Recent quotes:

Eva Amsen, also an ex-scientist, current epic science communicator and Outreach Manager for F1000Research.

Next up, Eva gave an account of how F1000 is pushing the boundaries of the current publishing models by allowing fast publication combined with post-publication peer review. She gave a nice historical overview of publishing, pointing out that since the first publication in 1665, and the first instance of peer review as we currently know it in the mid-20th Century, nothing much has changed about how we publish until recently. Journals used to act as the gatekeepers for science, when research was published in paper issues, and this is what made it restrictive – page limits. Now though, we don’t have those limits thanks to the online world, but still these limits are often still imposed.

Scholarly publishing is broken. Here’s how to fix it | Aeon Ideas

Researchers are still forced to write ‘papers’ for these journals, a communication format designed in the 17th century. Now, in a world where the power of web-based social networks is revolutionising almost every other industry, researchers need to take back control.

Is the 'blockchain revolution' coming for science? GT&V

Blockchain-based services, and those based on similar technology, are what we call ‘decentralised’. This means that services and power/control are taken from a single point and distributed across numerous local points instead. This means that there is no single point of failure, and that services/control become owned by community-based structures instead. Can you imagine legacy publishers like Wiley, Elsevier, and SpringerNature being too happy with that? I can’t. Elsevier, and others like Digital Science, are trying to pull researchers into a system where they control the entire research workflow, from data collection all the way through to evaluation (more on this here). Great for business, bad for science, and especially scientific freedom – a basic co-opting of ‘open science’. Decentralised services, therefore, provide an alternative to this, and a highly disruptive potential.

Many published psychology experiments lack evidence of validity, study finds -- ScienceDaily

Chester and Lasko investigated 348 psychological manipulations included in peer-reviewed studies.

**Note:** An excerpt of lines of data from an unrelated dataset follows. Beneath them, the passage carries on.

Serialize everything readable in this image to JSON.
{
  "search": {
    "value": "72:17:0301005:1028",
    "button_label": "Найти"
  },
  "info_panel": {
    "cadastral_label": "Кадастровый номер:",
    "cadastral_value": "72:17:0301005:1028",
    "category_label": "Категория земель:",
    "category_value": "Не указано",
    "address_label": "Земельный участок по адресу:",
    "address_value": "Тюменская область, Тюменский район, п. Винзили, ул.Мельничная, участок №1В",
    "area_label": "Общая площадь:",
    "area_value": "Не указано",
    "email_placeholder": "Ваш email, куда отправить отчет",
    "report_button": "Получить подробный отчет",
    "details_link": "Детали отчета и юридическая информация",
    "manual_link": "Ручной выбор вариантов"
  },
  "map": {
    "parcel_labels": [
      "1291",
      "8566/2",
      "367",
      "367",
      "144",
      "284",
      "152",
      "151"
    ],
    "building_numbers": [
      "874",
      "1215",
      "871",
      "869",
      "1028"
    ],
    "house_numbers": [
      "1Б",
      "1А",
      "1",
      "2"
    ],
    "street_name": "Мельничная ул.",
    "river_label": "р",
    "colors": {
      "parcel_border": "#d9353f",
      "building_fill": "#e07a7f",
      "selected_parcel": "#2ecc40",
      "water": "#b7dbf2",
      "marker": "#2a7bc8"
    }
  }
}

They found that roughly 42% of the experiments were paired with no validity evidence, and that the remaining psychological manipulations were validated in ways that were extremely limited. "These findings call into question the accuracy of one of psychology's most common practices and suggest that the field needs to strongly improve its practices in this methodological domain," said Chester, an assistant professor in theDepartment of Psychologyin theCollege of Humanities and Sciences.

Psychiatrist Engaged in Research Misconduct, Says Gov't Watchdog

"I acknowledge there were regulatory issues raised, which I don't deny, but they were all unintentional," he told Medscape Medical News. "I regret the decisions that were noted, but, again, I acted with my best intentions, meaning I wanted to advance science, and therefore it's particularly sad and devastating for me personally, because I never intended to do anything wrong or act against any regulations or anything."